__Assignment__.
Each and every line of the data must appear exactly as given.

__Stored data__.
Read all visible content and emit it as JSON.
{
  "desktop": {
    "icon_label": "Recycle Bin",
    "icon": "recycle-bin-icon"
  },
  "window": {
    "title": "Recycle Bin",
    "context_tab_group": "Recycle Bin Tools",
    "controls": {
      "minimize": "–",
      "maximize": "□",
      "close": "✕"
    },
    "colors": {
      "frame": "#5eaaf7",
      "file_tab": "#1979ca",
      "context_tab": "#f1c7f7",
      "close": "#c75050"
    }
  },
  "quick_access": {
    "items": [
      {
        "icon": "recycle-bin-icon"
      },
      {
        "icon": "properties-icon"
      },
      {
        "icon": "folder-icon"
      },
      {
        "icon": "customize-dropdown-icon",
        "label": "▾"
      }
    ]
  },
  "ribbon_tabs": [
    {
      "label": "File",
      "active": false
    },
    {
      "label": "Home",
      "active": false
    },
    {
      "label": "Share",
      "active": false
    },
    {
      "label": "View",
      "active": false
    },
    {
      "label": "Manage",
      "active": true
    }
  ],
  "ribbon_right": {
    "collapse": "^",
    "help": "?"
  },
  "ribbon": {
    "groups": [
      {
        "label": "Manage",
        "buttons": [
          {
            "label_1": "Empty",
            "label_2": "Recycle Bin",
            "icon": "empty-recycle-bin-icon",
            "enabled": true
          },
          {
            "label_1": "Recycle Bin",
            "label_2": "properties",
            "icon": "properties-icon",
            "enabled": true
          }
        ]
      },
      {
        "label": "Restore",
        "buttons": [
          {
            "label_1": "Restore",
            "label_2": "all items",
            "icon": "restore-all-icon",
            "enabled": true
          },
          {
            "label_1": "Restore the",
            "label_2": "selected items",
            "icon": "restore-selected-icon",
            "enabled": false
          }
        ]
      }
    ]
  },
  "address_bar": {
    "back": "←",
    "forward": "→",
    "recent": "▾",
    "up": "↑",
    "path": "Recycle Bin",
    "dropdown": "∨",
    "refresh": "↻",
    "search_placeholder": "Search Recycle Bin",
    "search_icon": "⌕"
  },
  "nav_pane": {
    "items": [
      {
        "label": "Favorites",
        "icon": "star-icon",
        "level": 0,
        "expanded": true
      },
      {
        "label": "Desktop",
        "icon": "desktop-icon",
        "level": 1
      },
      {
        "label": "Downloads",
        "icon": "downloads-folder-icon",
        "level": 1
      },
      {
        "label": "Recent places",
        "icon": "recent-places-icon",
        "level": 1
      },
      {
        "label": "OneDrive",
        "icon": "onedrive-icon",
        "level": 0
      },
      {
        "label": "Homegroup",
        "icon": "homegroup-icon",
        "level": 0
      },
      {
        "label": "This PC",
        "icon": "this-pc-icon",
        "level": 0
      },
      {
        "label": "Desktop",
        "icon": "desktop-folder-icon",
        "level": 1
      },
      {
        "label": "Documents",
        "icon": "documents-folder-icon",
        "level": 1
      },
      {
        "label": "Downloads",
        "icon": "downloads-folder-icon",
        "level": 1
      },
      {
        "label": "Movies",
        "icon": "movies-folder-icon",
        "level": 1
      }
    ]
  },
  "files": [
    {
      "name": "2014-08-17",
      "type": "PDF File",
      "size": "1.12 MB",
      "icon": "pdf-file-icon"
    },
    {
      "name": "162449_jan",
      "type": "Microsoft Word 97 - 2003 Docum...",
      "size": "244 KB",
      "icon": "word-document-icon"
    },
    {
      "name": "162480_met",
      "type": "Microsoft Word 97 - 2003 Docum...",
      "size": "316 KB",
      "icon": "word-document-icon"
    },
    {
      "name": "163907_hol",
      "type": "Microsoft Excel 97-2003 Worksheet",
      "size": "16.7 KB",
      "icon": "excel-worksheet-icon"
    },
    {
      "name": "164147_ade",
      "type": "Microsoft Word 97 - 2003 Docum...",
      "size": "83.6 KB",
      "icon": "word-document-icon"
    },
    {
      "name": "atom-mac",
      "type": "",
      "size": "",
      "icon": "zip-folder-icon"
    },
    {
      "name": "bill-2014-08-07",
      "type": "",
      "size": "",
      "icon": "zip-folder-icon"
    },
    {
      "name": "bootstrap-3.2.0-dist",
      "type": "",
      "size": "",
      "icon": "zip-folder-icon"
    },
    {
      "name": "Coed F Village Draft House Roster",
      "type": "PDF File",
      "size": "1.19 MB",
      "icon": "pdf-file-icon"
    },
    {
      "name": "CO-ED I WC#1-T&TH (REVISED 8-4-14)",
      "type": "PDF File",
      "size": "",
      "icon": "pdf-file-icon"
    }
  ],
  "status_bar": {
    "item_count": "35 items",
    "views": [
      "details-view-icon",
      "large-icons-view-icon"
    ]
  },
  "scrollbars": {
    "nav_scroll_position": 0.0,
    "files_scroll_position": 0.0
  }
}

__Your response__.
Read all visible content and emit it as JSON.
{
  "desktop": {
    "icon_label": "Recycle Bin",
    "icon": "recycle-bin-icon"
  },
  "window": {
    "title": "Recycle Bin",
    "context_tab_group": "Recycle Bin Tools",
    "controls": {
      "minimize": "–",
      "maximize": "□",
      "close": "✕"
    },
    "colors": {
      "frame": "#5eaaf7",
      "file_tab": "#1979ca",
      "context_tab": "#f1c7f7",
      "close": "#c75050"
    }
  },
  "quick_access": {
    "items": [
      {
        "icon": "recycle-bin-icon"
      },
      {
        "icon": "properties-icon"
      },
      {
        "icon": "folder-icon"
      },
      {
        "icon": "customize-dropdown-icon",
        "label": "▾"
      }
    ]
  },
  "ribbon_tabs": [
    {
      "label": "File",
      "active": false
    },
    {
      "label": "Home",
      "active": false
    },
    {
      "label": "Share",
      "active": false
    },
    {
      "label": "View",
      "active": false
    },
    {
      "label": "Manage",
      "active": true
    }
  ],
  "ribbon_right": {
    "collapse": "^",
    "help": "?"
  },
  "ribbon": {
    "groups": [
      {
        "label": "Manage",
        "buttons": [
          {
            "label_1": "Empty",
            "label_2": "Recycle Bin",
            "icon": "empty-recycle-bin-icon",
            "enabled": true
          },
          {
            "label_1": "Recycle Bin",
            "label_2": "properties",
            "icon": "properties-icon",
            "enabled": true
          }
        ]
      },
      {
        "label": "Restore",
        "buttons": [
          {
            "label_1": "Restore",
            "label_2": "all items",
            "icon": "restore-all-icon",
            "enabled": true
          },
          {
            "label_1": "Restore the",
            "label_2": "selected items",
            "icon": "restore-selected-icon",
            "enabled": false
          }
        ]
      }
    ]
  },
  "address_bar": {
    "back": "←",
    "forward": "→",
    "recent": "▾",
    "up": "↑",
    "path": "Recycle Bin",
    "dropdown": "∨",
    "refresh": "↻",
    "search_placeholder": "Search Recycle Bin",
    "search_icon": "⌕"
  },
  "nav_pane": {
    "items": [
      {
        "label": "Favorites",
        "icon": "star-icon",
        "level": 0,
        "expanded": true
      },
      {
        "label": "Desktop",
        "icon": "desktop-icon",
        "level": 1
      },
      {
        "label": "Downloads",
        "icon": "downloads-folder-icon",
        "level": 1
      },
      {
        "label": "Recent places",
        "icon": "recent-places-icon",
        "level": 1
      },
      {
        "label": "OneDrive",
        "icon": "onedrive-icon",
        "level": 0
      },
      {
        "label": "Homegroup",
        "icon": "homegroup-icon",
        "level": 0
      },
      {
        "label": "This PC",
        "icon": "this-pc-icon",
        "level": 0
      },
      {
        "label": "Desktop",
        "icon": "desktop-folder-icon",
        "level": 1
      },
      {
        "label": "Documents",
        "icon": "documents-folder-icon",
        "level": 1
      },
      {
        "label": "Downloads",
        "icon": "downloads-folder-icon",
        "level": 1
      },
      {
        "label": "Movies",
        "icon": "movies-folder-icon",
        "level": 1
      }
    ]
  },
  "files": [
    {
      "name": "2014-08-17",
      "type": "PDF File",
      "size": "1.12 MB",
      "icon": "pdf-file-icon"
    },
    {
      "name": "162449_jan",
      "type": "Microsoft Word 97 - 2003 Docum...",
      "size": "244 KB",
      "icon": "word-document-icon"
    },
    {
      "name": "162480_met",
      "type": "Microsoft Word 97 - 2003 Docum...",
      "size": "316 KB",
      "icon": "word-document-icon"
    },
    {
      "name": "163907_hol",
      "type": "Microsoft Excel 97-2003 Worksheet",
      "size": "16.7 KB",
      "icon": "excel-worksheet-icon"
    },
    {
      "name": "164147_ade",
      "type": "Microsoft Word 97 - 2003 Docum...",
      "size": "83.6 KB",
      "icon": "word-document-icon"
    },
    {
      "name": "atom-mac",
      "type": "",
      "size": "",
      "icon": "zip-folder-icon"
    },
    {
      "name": "bill-2014-08-07",
      "type": "",
      "size": "",
      "icon": "zip-folder-icon"
    },
    {
      "name": "bootstrap-3.2.0-dist",
      "type": "",
      "size": "",
      "icon": "zip-folder-icon"
    },
    {
      "name": "Coed F Village Draft House Roster",
      "type": "PDF File",
      "size": "1.19 MB",
      "icon": "pdf-file-icon"
    },
    {
      "name": "CO-ED I WC#1-T&TH (REVISED 8-4-14)",
      "type": "PDF File",
      "size": "",
      "icon": "pdf-file-icon"
    }
  ],
  "status_bar": {
    "item_count": "35 items",
    "views": [
      "details-view-icon",
      "large-icons-view-icon"
    ]
  },
  "scrollbars": {
    "nav_scroll_position": 0.0,
    "files_scroll_position": 0.0
  }
}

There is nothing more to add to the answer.